Last Updated: March 15, 2023

Revocable and Irrevocable Trust Rule Change Effective April 1, 2024
Mortgage Servicing Accounts Rule Change Effective April 1, 2024

All the rules discussed in this section are current through March 31, 2024. The FDIC approved changes, on January 21, 2022, to the deposit insurance rules for revocable trust accounts (including formal trusts, POD/ITF), irrevocable trust accounts, and mortgage servicing accounts. For most trust depositors (those with less than $1,250,000), the FDIC expects the coverage levels to be unchanged. However, the new rule may reduce coverage for those depositors who have placed more than $1,250,000 per owner in trust deposits at one insured institution. The new rule (PDF) combines the revocable and irrevocable trust account categories into one insurance category, eliminates some complex rules, and utilizes a simple insurance calculation. You can learn more about the new changes, including for mortgage servicing accounts, by reviewing this fact sheet (PDF). The changes are effective April 1, 2024, giving bankers and depositors time to adjust to the new rule, including making any changes to avoid a potential reduction in coverage. We suggest depositors and bankers review the new rules for time deposits with maturities beyond April 1, 2024.

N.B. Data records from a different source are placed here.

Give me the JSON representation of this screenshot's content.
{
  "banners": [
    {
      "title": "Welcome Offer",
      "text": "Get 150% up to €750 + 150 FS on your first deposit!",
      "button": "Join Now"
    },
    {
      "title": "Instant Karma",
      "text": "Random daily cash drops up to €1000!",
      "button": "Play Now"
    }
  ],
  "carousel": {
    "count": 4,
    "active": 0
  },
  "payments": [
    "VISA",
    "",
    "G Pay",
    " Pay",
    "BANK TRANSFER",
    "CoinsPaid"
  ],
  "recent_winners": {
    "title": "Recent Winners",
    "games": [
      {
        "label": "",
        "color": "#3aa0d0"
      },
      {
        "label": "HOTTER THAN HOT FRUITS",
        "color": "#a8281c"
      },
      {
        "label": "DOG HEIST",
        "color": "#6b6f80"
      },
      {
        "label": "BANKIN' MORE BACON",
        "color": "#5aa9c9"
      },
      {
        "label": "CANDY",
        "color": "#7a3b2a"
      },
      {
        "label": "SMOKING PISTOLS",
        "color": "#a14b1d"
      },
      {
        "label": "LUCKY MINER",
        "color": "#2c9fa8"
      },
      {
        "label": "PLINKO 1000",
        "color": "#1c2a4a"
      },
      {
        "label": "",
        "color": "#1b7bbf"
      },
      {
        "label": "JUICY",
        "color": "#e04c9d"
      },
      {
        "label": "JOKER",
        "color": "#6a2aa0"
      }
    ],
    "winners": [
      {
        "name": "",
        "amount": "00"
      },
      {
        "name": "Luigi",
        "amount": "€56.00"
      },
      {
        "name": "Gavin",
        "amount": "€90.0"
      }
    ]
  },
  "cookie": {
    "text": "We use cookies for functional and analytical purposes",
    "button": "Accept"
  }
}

You can submit your inquiry using the FDIC Information and Support Center.
You can also call the FDIC at (877) 275-3342 or (877) ASK-FDIC.
For the hearing impaired call (800) 877-8339.

Deposit insurance is one of the significant benefits of having an account at an FDIC-insured bank—it’s how the FDIC protects your money in the unlikely event of a bank failure. The standard insurance amount is $250,000 per depositor, per insured bank, for each account ownership category. And you don’t have to purchase deposit insurance. If you open a deposit account in an FDIC-insured bank, you are automatically covered. Check out the resources on this page to learn more about deposit insurance.

Are My Deposits Insured?

Use the tools below to double check that your accounts and bank are FDIC-insured and to find out how much insurance coverage you have.

Answers to More of Your Deposit Insurance Questions

What happens if my bank fails? How do I get deposit insurance? What accounts are not covered? What if my deposits exceed the coverage limit? The FDIC provides a number of resources to answer these questions and more.

Information for Bankers

Looking for more? Contact the FDIC.

  • 1-877-ASK-FDIC. Call us to determine your deposit insurance coverage or ask any other specific deposit insurance questions.
  • FDIC Information and Support Center. Submit a request or complaint, check on the status of a complaint or inquiry, or securely exchange documents with the FDIC.